Though harsh on manufactured dreams, Sorrentino is more often a comic anthropologist, collector of street wit, repertory routines, and some Bowery Boys antics. Several of his main voices are literary; they are made funny by malapropism, sentiment, or naive responses to pretence: "As a member of the vast working-class audience," complains Irish Billy, "I like to know if I'm getting the straight dope." Sorrentino somewhat improbably puts into his dummies' mouths literary parodies, critical apercus, and the lists the author loves. As Gene Phillips, speaking for Sorrentino, says after foreseeing the deaths of all the characters: "I'll look at them differently, anyway. With more kindness. Maybe.

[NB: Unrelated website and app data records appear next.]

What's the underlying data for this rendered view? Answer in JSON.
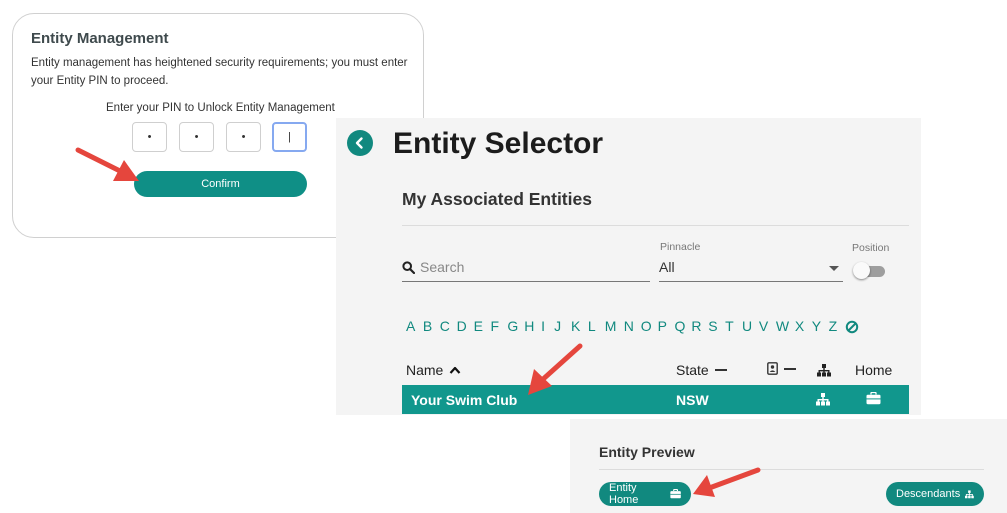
{
  "pin_panel": {
    "title": "Entity Management",
    "description": "Entity management has heightened security requirements; you must enter your Entity PIN to proceed.",
    "prompt": "Enter your PIN to Unlock Entity Management",
    "pin_boxes": [
      "•",
      "•",
      "•",
      "|"
    ],
    "confirm_label": "Confirm"
  },
  "selector": {
    "title": "Entity Selector",
    "subtitle": "My Associated Entities",
    "search_placeholder": "Search",
    "pinnacle_label": "Pinnacle",
    "pinnacle_value": "All",
    "position_label": "Position",
    "alphabet": [
      "A",
      "B",
      "C",
      "D",
      "E",
      "F",
      "G",
      "H",
      "I",
      "J",
      "K",
      "L",
      "M",
      "N",
      "O",
      "P",
      "Q",
      "R",
      "S",
      "T",
      "U",
      "V",
      "W",
      "X",
      "Y",
      "Z"
    ],
    "columns": {
      "name": "Name",
      "state": "State",
      "home": "Home"
    },
    "rows": [
      {
        "name": "Your Swim Club",
        "state": "NSW"
      }
    ]
  },
  "preview": {
    "title": "Entity Preview",
    "entity_home_label": "Entity Home",
    "descendants_label": "Descendants"
  },
  "colors": {
    "accent": "#11897f",
    "row_highlight": "#11978d",
    "arrow": "#e5463d"
  }
}
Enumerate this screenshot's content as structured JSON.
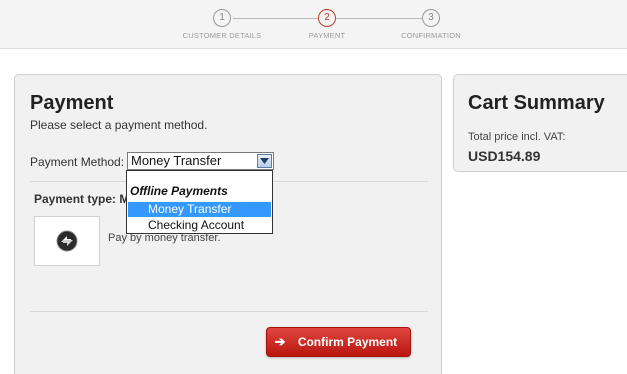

But after all I still have to do my magician things."

Kibitzing on each other's stories, the characters raise the objections to his book that Sorrentino chances: "such small slabs of life," "strictly private stuff," "sophistry and cant," "literary bullshit," "fake nostalgia." The criticisms are contradictory (if not quite canceling) because Sorrentino gives up the middle ground of probability to join extremes of verisimilitude and artifice. While his intents may at first be ''obscure," and his meanings "crepsular," as "The Arab" puts it, Sorrentino's risky methods work to balance fondness for his folk and recognition of their limitations. Near the novel's end, one of the rare speeches by women extends this recognition of limits to the suburban society that replaced the neighborhood, the popular culture now purchased instead of heard for free. Looked at and listened to through Crystal Vision, the freedom of front yards and machine-delivered messages seems small. Small and quiet.